Theorizing Criminality and Policing in the Digital Media Age


Theorizing Criminality and Policing in the Digital Media Age



Sponsored by the Communication, Information Technologies, and Media Sociology section of the American Sociological Association (CITAMS),this volume in Emerald Studies in Media and Communications features social science research on criminality, policing, and mass media in the digital age. Chapters offer empirically supported studies that expand on knowledge about new possibilities for crime and policing, representations of criminality via digital media, and methodological considerations for contemporary studies of crime and media. Criminality, policing, and mass media are enduring topics in studies of the social world, and scholarly advances in these areas are particularly pertinent in times of social and cultural change.
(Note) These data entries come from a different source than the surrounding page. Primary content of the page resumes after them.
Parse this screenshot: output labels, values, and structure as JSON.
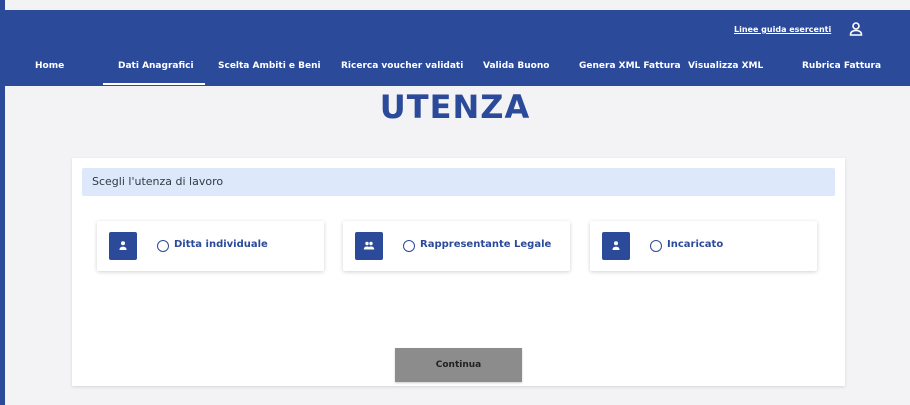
{
  "header": {
    "guide_link": "Linee guida esercenti",
    "user_icon": "user-icon"
  },
  "nav": {
    "items": [
      "Home",
      "Dati Anagrafici",
      "Scelta Ambiti e Beni",
      "Ricerca voucher validati",
      "Valida Buono",
      "Genera XML Fattura",
      "Visualizza XML",
      "Rubrica Fattura"
    ],
    "active": "Dati Anagrafici"
  },
  "page": {
    "title": "UTENZA"
  },
  "card": {
    "header": "Scegli l'utenza di lavoro",
    "options": [
      {
        "label": "Ditta individuale",
        "icon": "person-icon",
        "selected": false
      },
      {
        "label": "Rappresentante Legale",
        "icon": "people-icon",
        "selected": false
      },
      {
        "label": "Incaricato",
        "icon": "person-icon",
        "selected": false
      }
    ],
    "continue_label": "Continua"
  },
  "colors": {
    "primary": "#2b4a9a",
    "card_header_bg": "#dde9fb",
    "button_bg": "#8c8c8c"
  }
}
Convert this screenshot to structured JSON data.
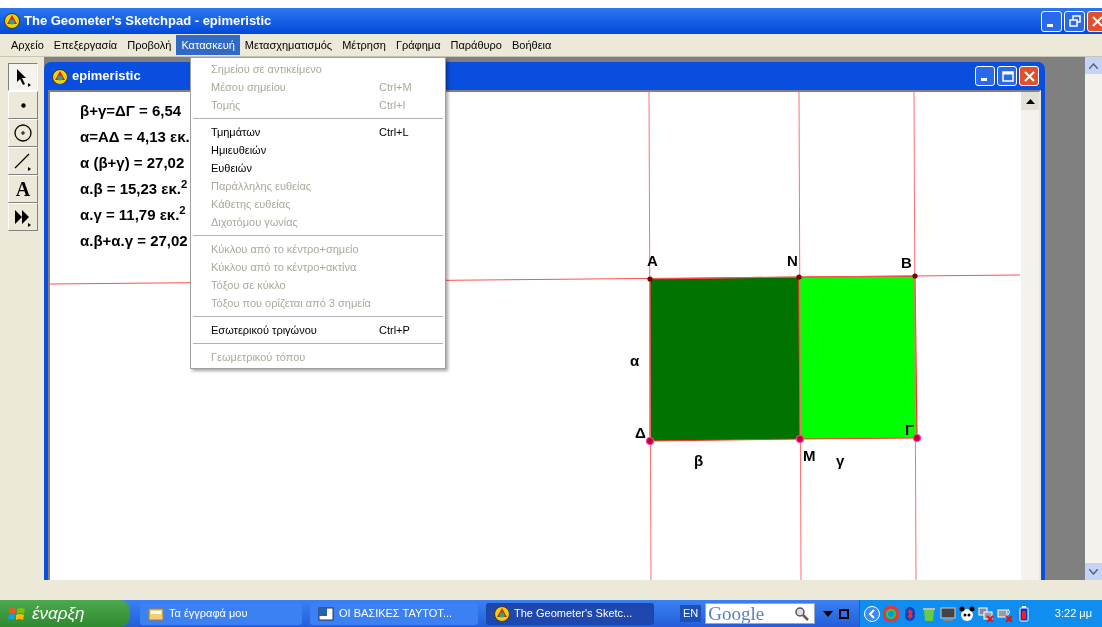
{
  "window": {
    "title": "The Geometer's Sketchpad - epimeristic"
  },
  "menubar": [
    {
      "label": "Αρχείο",
      "selected": false
    },
    {
      "label": "Επεξεργασία",
      "selected": false
    },
    {
      "label": "Προβολή",
      "selected": false
    },
    {
      "label": "Κατασκευή",
      "selected": true
    },
    {
      "label": "Μετασχηματισμός",
      "selected": false
    },
    {
      "label": "Μέτρηση",
      "selected": false
    },
    {
      "label": "Γράφημα",
      "selected": false
    },
    {
      "label": "Παράθυρο",
      "selected": false
    },
    {
      "label": "Βοήθεια",
      "selected": false
    }
  ],
  "menu": [
    {
      "kind": "item",
      "label": "Σημείου σε αντικείμενο",
      "disabled": true
    },
    {
      "kind": "item",
      "label": "Μέσου σημείου",
      "shortcut": "Ctrl+M",
      "disabled": true
    },
    {
      "kind": "item",
      "label": "Τομής",
      "shortcut": "Ctrl+I",
      "disabled": true
    },
    {
      "kind": "separator"
    },
    {
      "kind": "item",
      "label": "Τμημάτων",
      "shortcut": "Ctrl+L",
      "disabled": false
    },
    {
      "kind": "item",
      "label": "Ημιευθειών",
      "disabled": false
    },
    {
      "kind": "item",
      "label": "Ευθειών",
      "disabled": false
    },
    {
      "kind": "item",
      "label": "Παράλληλης ευθείας",
      "disabled": true
    },
    {
      "kind": "item",
      "label": "Κάθετης ευθείας",
      "disabled": true
    },
    {
      "kind": "item",
      "label": "Διχοτόμου γωνίας",
      "disabled": true
    },
    {
      "kind": "separator"
    },
    {
      "kind": "item",
      "label": "Κύκλου από το κέντρο+σημείο",
      "disabled": true
    },
    {
      "kind": "item",
      "label": "Κύκλου από το κέντρο+ακτίνα",
      "disabled": true
    },
    {
      "kind": "item",
      "label": "Τόξου σε κύκλο",
      "disabled": true
    },
    {
      "kind": "item",
      "label": "Τόξου που ορίζεται από 3 σημεία",
      "disabled": true
    },
    {
      "kind": "separator"
    },
    {
      "kind": "item",
      "label": "Εσωτερικού τριγώνου",
      "shortcut": "Ctrl+P",
      "disabled": false
    },
    {
      "kind": "separator"
    },
    {
      "kind": "item",
      "label": "Γεωμετρικού τόπου",
      "disabled": true
    }
  ],
  "tools": [
    {
      "kind": "arrow",
      "selected": true
    },
    {
      "kind": "point",
      "selected": false
    },
    {
      "kind": "compass",
      "selected": false
    },
    {
      "kind": "straightedge",
      "selected": false
    },
    {
      "kind": "text",
      "glyph": "A",
      "selected": false
    },
    {
      "kind": "custom",
      "selected": false
    }
  ],
  "document": {
    "title": "epimeristic",
    "measurements": [
      "β+γ=ΔΓ = 6,54",
      "α=ΑΔ = 4,13 εκ.",
      "α (β+γ) = 27,02",
      "α.β = 15,23 εκ.$^{2}$",
      "α.γ = 11,79 εκ.$^{2}$",
      "α.β+α.γ = 27,02"
    ],
    "regions": [
      {
        "color": "#007300"
      },
      {
        "color": "#00ff00"
      }
    ],
    "points": [
      "Α",
      "Ν",
      "Β",
      "Δ",
      "Μ",
      "Γ"
    ],
    "segment_labels": [
      "α",
      "β",
      "γ"
    ]
  },
  "taskbar": {
    "start": "έναρξη",
    "tasks": [
      {
        "kind": "folder",
        "label": "Τα έγγραφά μου",
        "selected": false
      },
      {
        "kind": "word",
        "label": "ΟΙ  ΒΑΣΙΚΕΣ  ΤΑΥΤΟΤ...",
        "selected": false
      },
      {
        "kind": "sketchpad",
        "label": "The Geometer's Sketc...",
        "selected": true
      }
    ],
    "language": "EN",
    "search": {
      "placeholder": "Google"
    },
    "clock": "3:22 μμ"
  }
}
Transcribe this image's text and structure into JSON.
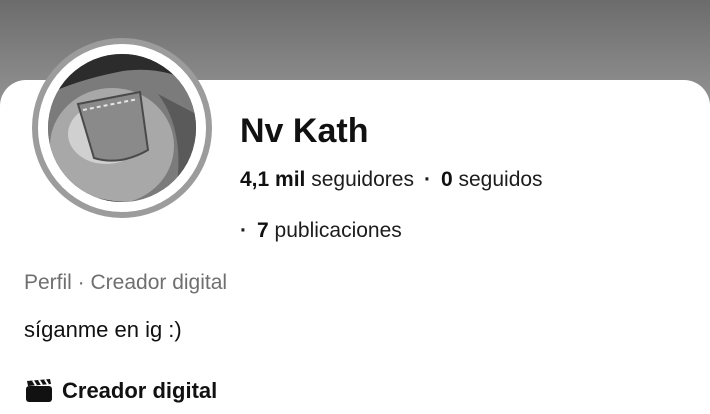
{
  "profile": {
    "name": "Nv Kath",
    "followers_count": "4,1 mil",
    "followers_label": "seguidores",
    "separator": "·",
    "following_count": "0",
    "following_label": "seguidos",
    "posts_count": "7",
    "posts_label": "publicaciones",
    "category_line": "Perfil · Creador digital",
    "bio": "síganme en ig :)",
    "creator_label": "Creador digital",
    "creator_icon": "clapperboard-icon"
  },
  "colors": {
    "cover": "#7a7a7a",
    "avatar_ring": "#9c9c9c",
    "text_primary": "#111111",
    "text_secondary": "#6f6f6f"
  }
}
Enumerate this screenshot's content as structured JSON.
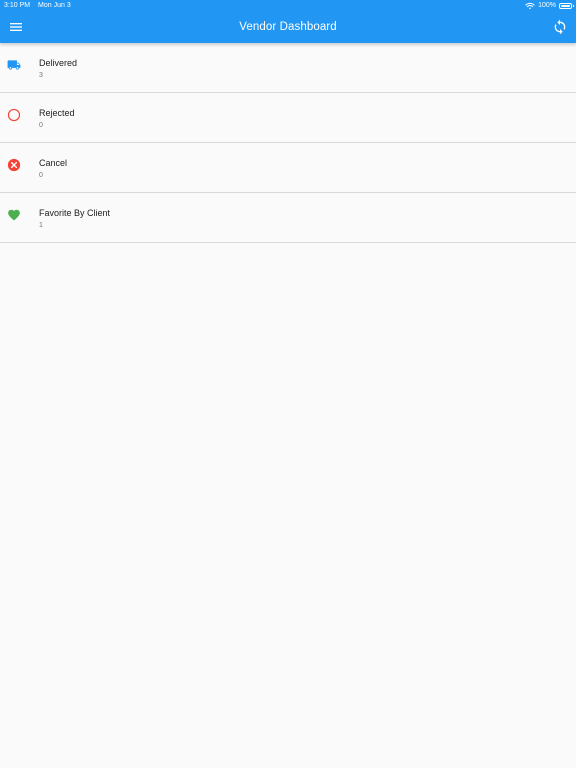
{
  "status_bar": {
    "time": "3:10 PM",
    "date": "Mon Jun 3",
    "battery": "100%",
    "icons": [
      "wifi-icon",
      "battery-icon"
    ]
  },
  "app_bar": {
    "title": "Vendor Dashboard",
    "color": "#2196f3",
    "left_icon": "menu-icon",
    "right_icon": "refresh-icon"
  },
  "items": [
    {
      "label": "Delivered",
      "count": "3",
      "icon": "truck-icon",
      "icon_color": "#2196f3"
    },
    {
      "label": "Rejected",
      "count": "0",
      "icon": "circle-outline-icon",
      "icon_color": "#f44336"
    },
    {
      "label": "Cancel",
      "count": "0",
      "icon": "cancel-icon",
      "icon_color": "#f44336"
    },
    {
      "label": "Favorite By Client",
      "count": "1",
      "icon": "heart-icon",
      "icon_color": "#4caf50"
    }
  ]
}
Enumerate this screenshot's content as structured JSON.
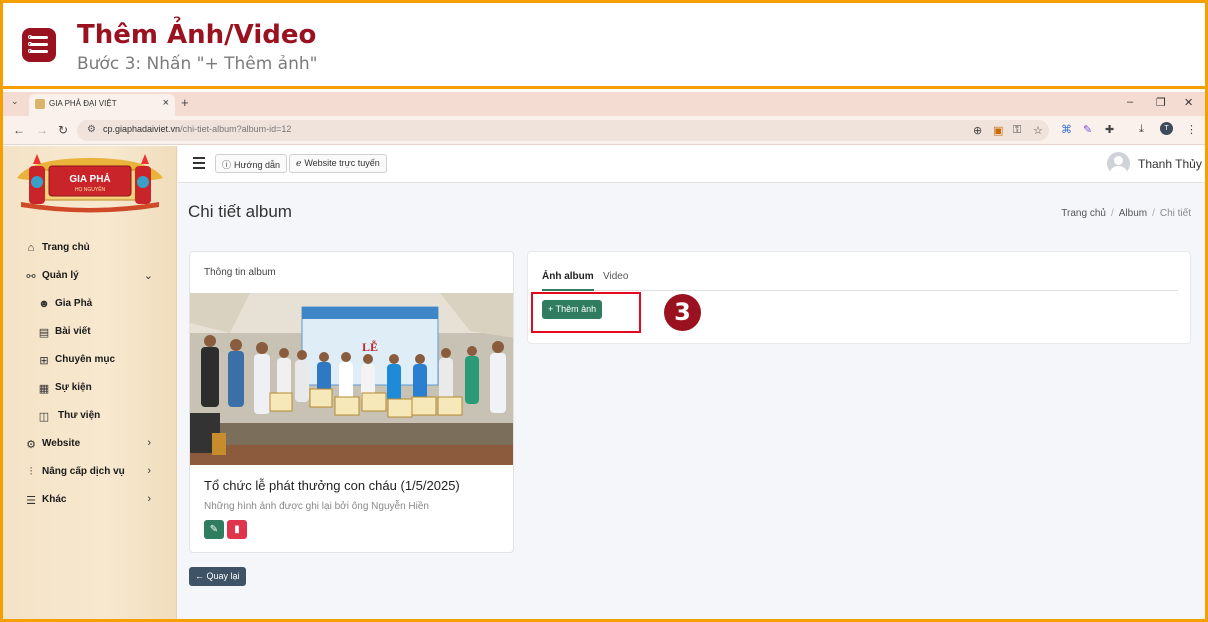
{
  "header": {
    "title": "Thêm Ảnh/Video",
    "subtitle": "Bước 3: Nhấn \"+ Thêm ảnh\""
  },
  "browser": {
    "tab_title": "GIA PHẢ ĐẠI VIỆT",
    "url_host": "cp.giaphadaivie t.vn",
    "url_full": "cp.giaphadaiviet.vn",
    "url_path": "/chi-tiet-album?album-id=12",
    "profile_initial": "T"
  },
  "sidebar": {
    "logo_line1": "GIA PHẢ",
    "logo_line2": "HỌ NGUYỄN",
    "items": [
      {
        "label": "Trang chủ",
        "icon": "home-icon"
      },
      {
        "label": "Quản lý",
        "icon": "sitemap-icon"
      },
      {
        "label": "Gia Phả",
        "icon": "users-icon"
      },
      {
        "label": "Bài viết",
        "icon": "newspaper-icon"
      },
      {
        "label": "Chuyên mục",
        "icon": "table-icon"
      },
      {
        "label": "Sự kiện",
        "icon": "calendar-icon"
      },
      {
        "label": "Thư viện",
        "icon": "images-icon"
      },
      {
        "label": "Website",
        "icon": "gear-icon"
      },
      {
        "label": "Nâng cấp dịch vụ",
        "icon": "chart-icon"
      },
      {
        "label": "Khác",
        "icon": "list-icon"
      }
    ]
  },
  "topbar": {
    "guide_label": "Hướng dẫn",
    "website_label": "Website trực tuyến",
    "user_name": "Thanh Thủy"
  },
  "page": {
    "title": "Chi tiết album",
    "breadcrumb": [
      "Trang chủ",
      "Album",
      "Chi tiết"
    ]
  },
  "album_card": {
    "header": "Thông tin album",
    "caption": "Tổ chức lễ phát thưởng con cháu (1/5/2025)",
    "description": "Những hình ảnh được ghi lại bởi ông Nguyễn Hiền",
    "banner_text": "LỄ"
  },
  "media_card": {
    "tab_photos": "Ảnh album",
    "tab_video": "Video",
    "add_button": "+ Thêm ảnh"
  },
  "back_button": "← Quay lại",
  "step_number": "3",
  "colors": {
    "accent_red": "#9a1220",
    "frame_orange": "#f5a000",
    "primary_green": "#2f7d5e",
    "danger": "#e0344d"
  }
}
The digital revolution that began in post-industrial societies has affected, to varying extents, most nations in the world, introducing new opportunities for crime commission and law enforcement, transforming social structures and organization, and altering norms and practices of social interaction. Each chapter offers empirically supported insights into the new and evolving landscape of criminality and policing. Scholars address emerging patterns and practices such as technologically mediated intimate partner violence, digitally altered pornography and its consequences, and algorithm-supported methods of policing; representations of criminals and law enforcement in international news and entertainment media; and research methods for studying crime and media in a changing world.



Publication Date



Emerald Publishing Limited


West Yorkshire, England


Communication Technology and New Media | Criminology


Studies in Media and Communications, Vol. 20

Theorizing Criminality and Policing in the Digital Media Age